'''
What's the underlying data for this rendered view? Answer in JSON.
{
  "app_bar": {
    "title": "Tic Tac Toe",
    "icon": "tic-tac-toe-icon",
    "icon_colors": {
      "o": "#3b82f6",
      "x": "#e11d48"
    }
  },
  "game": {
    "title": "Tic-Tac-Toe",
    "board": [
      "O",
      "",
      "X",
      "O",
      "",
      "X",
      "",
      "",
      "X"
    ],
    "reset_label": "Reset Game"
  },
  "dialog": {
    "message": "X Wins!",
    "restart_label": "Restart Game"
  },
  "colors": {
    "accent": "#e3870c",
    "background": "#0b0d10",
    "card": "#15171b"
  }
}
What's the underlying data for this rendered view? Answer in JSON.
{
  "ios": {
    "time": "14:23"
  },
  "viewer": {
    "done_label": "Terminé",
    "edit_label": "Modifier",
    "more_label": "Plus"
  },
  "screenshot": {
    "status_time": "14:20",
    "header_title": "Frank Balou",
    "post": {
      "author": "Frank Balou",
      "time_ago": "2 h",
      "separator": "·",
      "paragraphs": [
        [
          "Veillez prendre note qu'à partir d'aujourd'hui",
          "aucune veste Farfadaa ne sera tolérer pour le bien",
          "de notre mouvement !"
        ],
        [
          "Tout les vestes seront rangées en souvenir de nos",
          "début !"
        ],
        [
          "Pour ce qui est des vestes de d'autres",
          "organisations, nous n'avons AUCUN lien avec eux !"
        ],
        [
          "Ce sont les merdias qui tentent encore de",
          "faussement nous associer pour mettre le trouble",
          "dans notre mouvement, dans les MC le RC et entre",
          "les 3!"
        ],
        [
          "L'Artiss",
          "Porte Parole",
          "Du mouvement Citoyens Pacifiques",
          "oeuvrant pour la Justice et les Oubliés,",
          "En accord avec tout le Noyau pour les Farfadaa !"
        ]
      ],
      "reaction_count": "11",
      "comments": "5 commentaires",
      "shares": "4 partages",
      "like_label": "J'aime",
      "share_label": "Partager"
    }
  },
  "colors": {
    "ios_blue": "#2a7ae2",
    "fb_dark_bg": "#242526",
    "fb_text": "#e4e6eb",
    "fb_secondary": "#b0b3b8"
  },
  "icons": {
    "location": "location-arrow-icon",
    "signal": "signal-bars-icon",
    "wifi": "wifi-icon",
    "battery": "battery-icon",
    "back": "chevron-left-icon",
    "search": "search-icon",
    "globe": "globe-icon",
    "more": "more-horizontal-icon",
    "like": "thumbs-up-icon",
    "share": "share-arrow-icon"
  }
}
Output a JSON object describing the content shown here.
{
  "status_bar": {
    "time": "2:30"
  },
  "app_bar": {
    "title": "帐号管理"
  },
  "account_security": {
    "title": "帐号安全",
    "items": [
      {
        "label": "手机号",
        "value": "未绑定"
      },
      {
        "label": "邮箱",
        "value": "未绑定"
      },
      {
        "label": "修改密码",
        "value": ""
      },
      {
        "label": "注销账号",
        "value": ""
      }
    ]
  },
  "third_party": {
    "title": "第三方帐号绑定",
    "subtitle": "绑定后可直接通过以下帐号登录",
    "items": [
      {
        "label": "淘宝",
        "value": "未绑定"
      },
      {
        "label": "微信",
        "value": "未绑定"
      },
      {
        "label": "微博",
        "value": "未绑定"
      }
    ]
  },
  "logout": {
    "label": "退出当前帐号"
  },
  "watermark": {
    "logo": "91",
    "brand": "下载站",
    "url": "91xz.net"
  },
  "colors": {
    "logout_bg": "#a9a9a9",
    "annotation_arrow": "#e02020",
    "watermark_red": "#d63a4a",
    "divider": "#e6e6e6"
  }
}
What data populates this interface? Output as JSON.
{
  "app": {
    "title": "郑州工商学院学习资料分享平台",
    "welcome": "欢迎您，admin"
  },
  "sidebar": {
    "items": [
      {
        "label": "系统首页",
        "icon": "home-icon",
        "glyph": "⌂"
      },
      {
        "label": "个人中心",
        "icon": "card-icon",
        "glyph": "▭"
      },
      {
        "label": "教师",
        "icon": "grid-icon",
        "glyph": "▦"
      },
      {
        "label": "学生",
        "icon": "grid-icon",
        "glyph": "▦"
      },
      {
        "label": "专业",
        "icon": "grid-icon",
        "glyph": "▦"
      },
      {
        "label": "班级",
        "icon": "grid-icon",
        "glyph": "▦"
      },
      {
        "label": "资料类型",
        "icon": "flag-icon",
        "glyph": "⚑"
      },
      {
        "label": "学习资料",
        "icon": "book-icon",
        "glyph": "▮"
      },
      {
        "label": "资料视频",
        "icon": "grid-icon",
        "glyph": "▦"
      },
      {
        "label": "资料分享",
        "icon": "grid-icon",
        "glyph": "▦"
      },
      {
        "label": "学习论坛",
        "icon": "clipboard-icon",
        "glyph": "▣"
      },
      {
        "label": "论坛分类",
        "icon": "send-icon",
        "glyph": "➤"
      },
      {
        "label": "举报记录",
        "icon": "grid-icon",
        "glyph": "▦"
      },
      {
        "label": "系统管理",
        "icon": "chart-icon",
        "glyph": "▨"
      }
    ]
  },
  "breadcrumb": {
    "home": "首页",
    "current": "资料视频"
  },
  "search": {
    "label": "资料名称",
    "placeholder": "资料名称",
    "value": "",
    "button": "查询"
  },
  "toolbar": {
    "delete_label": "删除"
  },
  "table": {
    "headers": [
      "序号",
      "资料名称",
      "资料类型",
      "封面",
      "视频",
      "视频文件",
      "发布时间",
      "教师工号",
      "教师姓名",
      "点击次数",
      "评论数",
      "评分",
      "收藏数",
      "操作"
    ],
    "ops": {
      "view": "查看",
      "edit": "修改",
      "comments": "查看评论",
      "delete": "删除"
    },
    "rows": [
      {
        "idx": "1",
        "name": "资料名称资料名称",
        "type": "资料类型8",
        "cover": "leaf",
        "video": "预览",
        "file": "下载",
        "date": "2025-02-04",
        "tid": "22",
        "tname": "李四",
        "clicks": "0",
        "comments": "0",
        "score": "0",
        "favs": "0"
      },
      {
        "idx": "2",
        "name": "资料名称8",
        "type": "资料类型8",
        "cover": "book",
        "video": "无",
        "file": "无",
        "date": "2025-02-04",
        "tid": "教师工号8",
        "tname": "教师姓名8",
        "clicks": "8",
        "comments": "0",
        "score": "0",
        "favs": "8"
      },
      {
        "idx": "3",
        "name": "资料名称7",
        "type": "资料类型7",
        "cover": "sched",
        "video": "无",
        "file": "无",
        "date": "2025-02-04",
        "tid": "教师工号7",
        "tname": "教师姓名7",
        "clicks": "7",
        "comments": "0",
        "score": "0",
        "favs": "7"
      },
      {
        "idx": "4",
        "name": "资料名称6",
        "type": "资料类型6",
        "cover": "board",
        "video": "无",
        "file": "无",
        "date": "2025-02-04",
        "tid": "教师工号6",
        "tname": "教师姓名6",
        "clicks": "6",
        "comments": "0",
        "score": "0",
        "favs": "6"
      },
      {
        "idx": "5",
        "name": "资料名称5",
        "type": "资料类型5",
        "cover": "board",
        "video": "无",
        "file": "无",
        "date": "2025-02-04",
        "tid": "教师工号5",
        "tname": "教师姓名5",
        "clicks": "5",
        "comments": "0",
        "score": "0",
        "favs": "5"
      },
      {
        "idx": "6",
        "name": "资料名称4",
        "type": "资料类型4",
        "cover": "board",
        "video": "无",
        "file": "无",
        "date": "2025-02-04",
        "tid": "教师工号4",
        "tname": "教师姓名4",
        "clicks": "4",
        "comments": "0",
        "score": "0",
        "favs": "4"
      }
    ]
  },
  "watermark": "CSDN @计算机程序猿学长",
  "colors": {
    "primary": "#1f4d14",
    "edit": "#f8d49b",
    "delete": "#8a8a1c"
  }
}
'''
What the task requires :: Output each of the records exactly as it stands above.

Reply to the exercise ::
What's the underlying data for this rendered view? Answer in JSON.
{
  "app_bar": {
    "title": "Tic Tac Toe",
    "icon": "tic-tac-toe-icon",
    "icon_colors": {
      "o": "#3b82f6",
      "x": "#e11d48"
    }
  },
  "game": {
    "title": "Tic-Tac-Toe",
    "board": [
      "O",
      "",
      "X",
      "O",
      "",
      "X",
      "",
      "",
      "X"
    ],
    "reset_label": "Reset Game"
  },
  "dialog": {
    "message": "X Wins!",
    "restart_label": "Restart Game"
  },
  "colors": {
    "accent": "#e3870c",
    "background": "#0b0d10",
    "card": "#15171b"
  }
}
What's the underlying data for this rendered view? Answer in JSON.
{
  "ios": {
    "time": "14:23"
  },
  "viewer": {
    "done_label": "Terminé",
    "edit_label": "Modifier",
    "more_label": "Plus"
  },
  "screenshot": {
    "status_time": "14:20",
    "header_title": "Frank Balou",
    "post": {
      "author": "Frank Balou",
      "time_ago": "2 h",
      "separator": "·",
      "paragraphs": [
        [
          "Veillez prendre note qu'à partir d'aujourd'hui",
          "aucune veste Farfadaa ne sera tolérer pour le bien",
          "de notre mouvement !"
        ],
        [
          "Tout les vestes seront rangées en souvenir de nos",
          "début !"
        ],
        [
          "Pour ce qui est des vestes de d'autres",
          "organisations, nous n'avons AUCUN lien avec eux !"
        ],
        [
          "Ce sont les merdias qui tentent encore de",
          "faussement nous associer pour mettre le trouble",
          "dans notre mouvement, dans les MC le RC et entre",
          "les 3!"
        ],
        [
          "L'Artiss",
          "Porte Parole",
          "Du mouvement Citoyens Pacifiques",
          "oeuvrant pour la Justice et les Oubliés,",
          "En accord avec tout le Noyau pour les Farfadaa !"
        ]
      ],
      "reaction_count": "11",
      "comments": "5 commentaires",
      "shares": "4 partages",
      "like_label": "J'aime",
      "share_label": "Partager"
    }
  },
  "colors": {
    "ios_blue": "#2a7ae2",
    "fb_dark_bg": "#242526",
    "fb_text": "#e4e6eb",
    "fb_secondary": "#b0b3b8"
  },
  "icons": {
    "location": "location-arrow-icon",
    "signal": "signal-bars-icon",
    "wifi": "wifi-icon",
    "battery": "battery-icon",
    "back": "chevron-left-icon",
    "search": "search-icon",
    "globe": "globe-icon",
    "more": "more-horizontal-icon",
    "like": "thumbs-up-icon",
    "share": "share-arrow-icon"
  }
}
Output a JSON object describing the content shown here.
{
  "status_bar": {
    "time": "2:30"
  },
  "app_bar": {
    "title": "帐号管理"
  },
  "account_security": {
    "title": "帐号安全",
    "items": [
      {
        "label": "手机号",
        "value": "未绑定"
      },
      {
        "label": "邮箱",
        "value": "未绑定"
      },
      {
        "label": "修改密码",
        "value": ""
      },
      {
        "label": "注销账号",
        "value": ""
      }
    ]
  },
  "third_party": {
    "title": "第三方帐号绑定",
    "subtitle": "绑定后可直接通过以下帐号登录",
    "items": [
      {
        "label": "淘宝",
        "value": "未绑定"
      },
      {
        "label": "微信",
        "value": "未绑定"
      },
      {
        "label": "微博",
        "value": "未绑定"
      }
    ]
  },
  "logout": {
    "label": "退出当前帐号"
  },
  "watermark": {
    "logo": "91",
    "brand": "下载站",
    "url": "91xz.net"
  },
  "colors": {
    "logout_bg": "#a9a9a9",
    "annotation_arrow": "#e02020",
    "watermark_red": "#d63a4a",
    "divider": "#e6e6e6"
  }
}
What data populates this interface? Output as JSON.
{
  "app": {
    "title": "郑州工商学院学习资料分享平台",
    "welcome": "欢迎您，admin"
  },
  "sidebar": {
    "items": [
      {
        "label": "系统首页",
        "icon": "home-icon",
        "glyph": "⌂"
      },
      {
        "label": "个人中心",
        "icon": "card-icon",
        "glyph": "▭"
      },
      {
        "label": "教师",
        "icon": "grid-icon",
        "glyph": "▦"
      },
      {
        "label": "学生",
        "icon": "grid-icon",
        "glyph": "▦"
      },
      {
        "label": "专业",
        "icon": "grid-icon",
        "glyph": "▦"
      },
      {
        "label": "班级",
        "icon": "grid-icon",
        "glyph": "▦"
      },
      {
        "label": "资料类型",
        "icon": "flag-icon",
        "glyph": "⚑"
      },
      {
        "label": "学习资料",
        "icon": "book-icon",
        "glyph": "▮"
      },
      {
        "label": "资料视频",
        "icon": "grid-icon",
        "glyph": "▦"
      },
      {
        "label": "资料分享",
        "icon": "grid-icon",
        "glyph": "▦"
      },
      {
        "label": "学习论坛",
        "icon": "clipboard-icon",
        "glyph": "▣"
      },
      {
        "label": "论坛分类",
        "icon": "send-icon",
        "glyph": "➤"
      },
      {
        "label": "举报记录",
        "icon": "grid-icon",
        "glyph": "▦"
      },
      {
        "label": "系统管理",
        "icon": "chart-icon",
        "glyph": "▨"
      }
    ]
  },
  "breadcrumb": {
    "home": "首页",
    "current": "资料视频"
  },
  "search": {
    "label": "资料名称",
    "placeholder": "资料名称",
    "value": "",
    "button": "查询"
  },
  "toolbar": {
    "delete_label": "删除"
  },
  "table": {
    "headers": [
      "序号",
      "资料名称",
      "资料类型",
      "封面",
      "视频",
      "视频文件",
      "发布时间",
      "教师工号",
      "教师姓名",
      "点击次数",
      "评论数",
      "评分",
      "收藏数",
      "操作"
    ],
    "ops": {
      "view": "查看",
      "edit": "修改",
      "comments": "查看评论",
      "delete": "删除"
    },
    "rows": [
      {
        "idx": "1",
        "name": "资料名称资料名称",
        "type": "资料类型8",
        "cover": "leaf",
        "video": "预览",
        "file": "下载",
        "date": "2025-02-04",
        "tid": "22",
        "tname": "李四",
        "clicks": "0",
        "comments": "0",
        "score": "0",
        "favs": "0"
      },
      {
        "idx": "2",
        "name": "资料名称8",
        "type": "资料类型8",
        "cover": "book",
        "video": "无",
        "file": "无",
        "date": "2025-02-04",
        "tid": "教师工号8",
        "tname": "教师姓名8",
        "clicks": "8",
        "comments": "0",
        "score": "0",
        "favs": "8"
      },
      {
        "idx": "3",
        "name": "资料名称7",
        "type": "资料类型7",
        "cover": "sched",
        "video": "无",
        "file": "无",
        "date": "2025-02-04",
        "tid": "教师工号7",
        "tname": "教师姓名7",
        "clicks": "7",
        "comments": "0",
        "score": "0",
        "favs": "7"
      },
      {
        "idx": "4",
        "name": "资料名称6",
        "type": "资料类型6",
        "cover": "board",
        "video": "无",
        "file": "无",
        "date": "2025-02-04",
        "tid": "教师工号6",
        "tname": "教师姓名6",
        "clicks": "6",
        "comments": "0",
        "score": "0",
        "favs": "6"
      },
      {
        "idx": "5",
        "name": "资料名称5",
        "type": "资料类型5",
        "cover": "board",
        "video": "无",
        "file": "无",
        "date": "2025-02-04",
        "tid": "教师工号5",
        "tname": "教师姓名5",
        "clicks": "5",
        "comments": "0",
        "score": "0",
        "favs": "5"
      },
      {
        "idx": "6",
        "name": "资料名称4",
        "type": "资料类型4",
        "cover": "board",
        "video": "无",
        "file": "无",
        "date": "2025-02-04",
        "tid": "教师工号4",
        "tname": "教师姓名4",
        "clicks": "4",
        "comments": "0",
        "score": "0",
        "favs": "4"
      }
    ]
  },
  "watermark": "CSDN @计算机程序猿学长",
  "colors": {
    "primary": "#1f4d14",
    "edit": "#f8d49b",
    "delete": "#8a8a1c"
  }
}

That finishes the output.